This decision has reached the German Bundestag itself, where members of the Free Democratic Party (FDP) have asked about the repercussions this decision could have on energy. In response, the Foreign Ministry has stated that “The German-Moroccan hydrogen alliance is based on long-term, successful development cooperation and the German-Moroccan energy partnership. From the perspective of the federal government, this cooperation remains in the interests of both parties, but is being put to the test due to current developments."
Germany, however, has not remained on the sidelines. Germany has decided that German money will not flow until further notice. According to the German Development Bank (KFW), “current project activities are currently being postponed", and "funds are only paid out if the partner fulfills his contractual obligations," clarifies the Federal Foreign Office.
The energy cooperation agreement was signed last year in Berlin by Ambassador Zohour Alaoui and German Development Minister Gerd Müller, and would have aimed to "develop the green hydrogen production sector and establish research and investment projects in the use of this material, an environmentally friendly energy source".
In this sense, both countries gave the green light to the implementation of two new projects. The first was the "Power-to-X" project, aimed at developing the production of green hydrogen and proposed by the Moroccan Solar Energy Agency (MASEN), as well as the establishment of a research platform for the development of the project. The second would focus on knowledge transfer and capacity building in partnership with the Institute for Research on Solar Energy and New Energies (IRESEN).
Following this standstill, the companies are already making a change of strategy, as 2 billion euros would have been earmarked for developing projects abroad that would allow Germany to achieve its proposed goals of energy neutrality.

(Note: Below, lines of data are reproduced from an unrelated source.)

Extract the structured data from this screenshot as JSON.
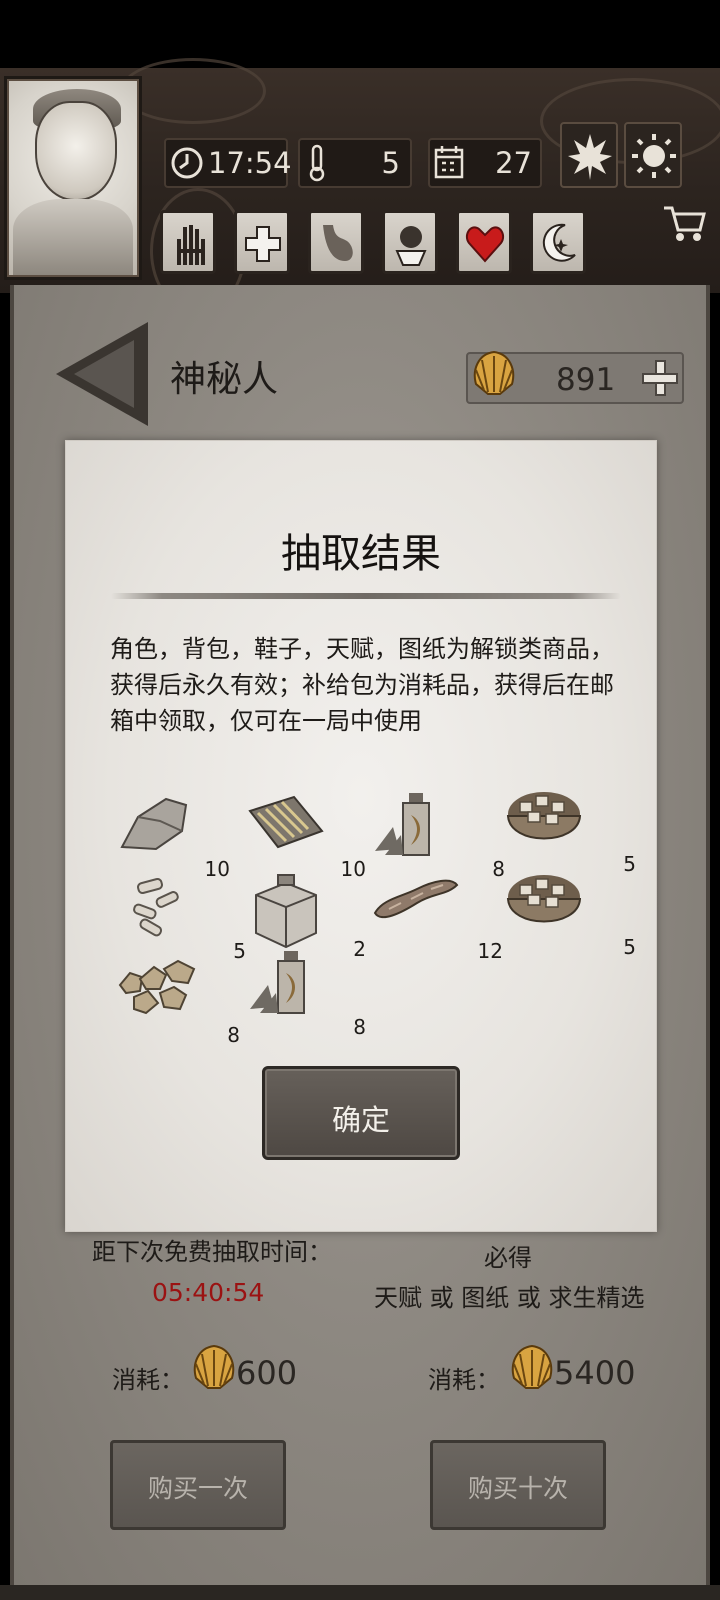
{
  "hud": {
    "time": "17:54",
    "temperature": "5",
    "day": "27"
  },
  "header": {
    "title": "神秘人",
    "currency_value": "891"
  },
  "dialog": {
    "title": "抽取结果",
    "description": "角色，背包，鞋子，天赋，图纸为解锁类商品，获得后永久有效；补给包为消耗品，获得后在邮箱中领取，仅可在一局中使用",
    "items": [
      {
        "icon": "stone-icon",
        "count": "10"
      },
      {
        "icon": "wood-planks-icon",
        "count": "10"
      },
      {
        "icon": "herb-bottle-icon",
        "count": "8"
      },
      {
        "icon": "food-bowl-icon",
        "count": "5"
      },
      {
        "icon": "bone-pieces-icon",
        "count": "5"
      },
      {
        "icon": "metal-box-icon",
        "count": "2"
      },
      {
        "icon": "meat-strip-icon",
        "count": "12"
      },
      {
        "icon": "food-bowl-icon",
        "count": "5"
      },
      {
        "icon": "ore-nuggets-icon",
        "count": "8"
      },
      {
        "icon": "herb-bottle-icon",
        "count": "8"
      }
    ],
    "confirm_label": "确定"
  },
  "shop": {
    "free_draw_label": "距下次免费抽取时间：",
    "free_draw_timer": "05:40:54",
    "guaranteed_label": "必得",
    "guaranteed_items": "天赋 或 图纸 或 求生精选",
    "cost_label_1": "消耗：",
    "cost_value_1": "600",
    "cost_label_10": "消耗：",
    "cost_value_10": "5400",
    "buy_once_label": "购买一次",
    "buy_ten_label": "购买十次"
  },
  "colors": {
    "timer_red": "#9b1212",
    "health_red": "#c81b1b",
    "shell_gold": "#d9a441"
  }
}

FDP development policy spokesman Christoph Hoffmann said that "building a threatening backdrop against Morocco and claiming that green hydrogen projects are in danger is not in Germany's interest". On the other hand, German Foreign Minister Heiko Maas said it was necessary to travel to Morocco to ease tensions.